Data records for software interfaces
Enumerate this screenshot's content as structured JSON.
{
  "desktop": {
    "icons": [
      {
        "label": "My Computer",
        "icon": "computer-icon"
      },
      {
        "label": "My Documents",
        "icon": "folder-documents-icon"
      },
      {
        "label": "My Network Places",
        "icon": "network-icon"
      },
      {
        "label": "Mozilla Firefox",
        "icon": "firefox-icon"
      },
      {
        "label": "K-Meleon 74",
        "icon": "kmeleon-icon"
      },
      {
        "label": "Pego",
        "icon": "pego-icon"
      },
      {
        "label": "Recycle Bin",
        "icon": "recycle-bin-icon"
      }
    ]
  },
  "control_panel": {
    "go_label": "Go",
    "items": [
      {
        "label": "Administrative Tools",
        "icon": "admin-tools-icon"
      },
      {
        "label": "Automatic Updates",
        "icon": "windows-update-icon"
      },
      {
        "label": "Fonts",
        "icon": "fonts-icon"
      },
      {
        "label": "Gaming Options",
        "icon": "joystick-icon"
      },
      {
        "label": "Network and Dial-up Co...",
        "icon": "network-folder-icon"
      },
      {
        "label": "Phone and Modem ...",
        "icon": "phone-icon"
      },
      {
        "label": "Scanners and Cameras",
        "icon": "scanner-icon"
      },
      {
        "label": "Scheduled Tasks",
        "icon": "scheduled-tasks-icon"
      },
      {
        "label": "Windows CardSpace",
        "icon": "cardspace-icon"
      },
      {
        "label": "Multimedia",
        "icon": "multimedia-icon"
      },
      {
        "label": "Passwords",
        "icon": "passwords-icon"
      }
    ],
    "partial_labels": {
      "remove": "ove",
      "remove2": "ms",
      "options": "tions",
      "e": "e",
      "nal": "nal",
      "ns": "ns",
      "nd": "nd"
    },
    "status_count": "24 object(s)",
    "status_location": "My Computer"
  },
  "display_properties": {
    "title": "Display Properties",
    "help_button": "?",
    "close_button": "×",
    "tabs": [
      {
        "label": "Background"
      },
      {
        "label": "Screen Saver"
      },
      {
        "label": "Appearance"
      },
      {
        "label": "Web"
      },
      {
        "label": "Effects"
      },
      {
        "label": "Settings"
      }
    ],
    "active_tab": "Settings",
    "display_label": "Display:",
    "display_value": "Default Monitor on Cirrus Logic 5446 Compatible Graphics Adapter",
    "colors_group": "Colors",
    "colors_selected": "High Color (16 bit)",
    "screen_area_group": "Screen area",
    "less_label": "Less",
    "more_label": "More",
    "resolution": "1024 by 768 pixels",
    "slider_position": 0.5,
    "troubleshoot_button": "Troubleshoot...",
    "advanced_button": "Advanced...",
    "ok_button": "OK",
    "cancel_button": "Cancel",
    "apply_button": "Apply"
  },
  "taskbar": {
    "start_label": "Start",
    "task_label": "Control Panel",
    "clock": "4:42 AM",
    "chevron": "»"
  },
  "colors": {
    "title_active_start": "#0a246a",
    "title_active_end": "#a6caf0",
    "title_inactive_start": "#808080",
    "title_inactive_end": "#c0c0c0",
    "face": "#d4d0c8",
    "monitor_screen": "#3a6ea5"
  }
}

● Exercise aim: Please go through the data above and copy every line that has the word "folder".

● Exercise answer:
        "icon": "folder-documents-icon"
        "icon": "network-folder-icon"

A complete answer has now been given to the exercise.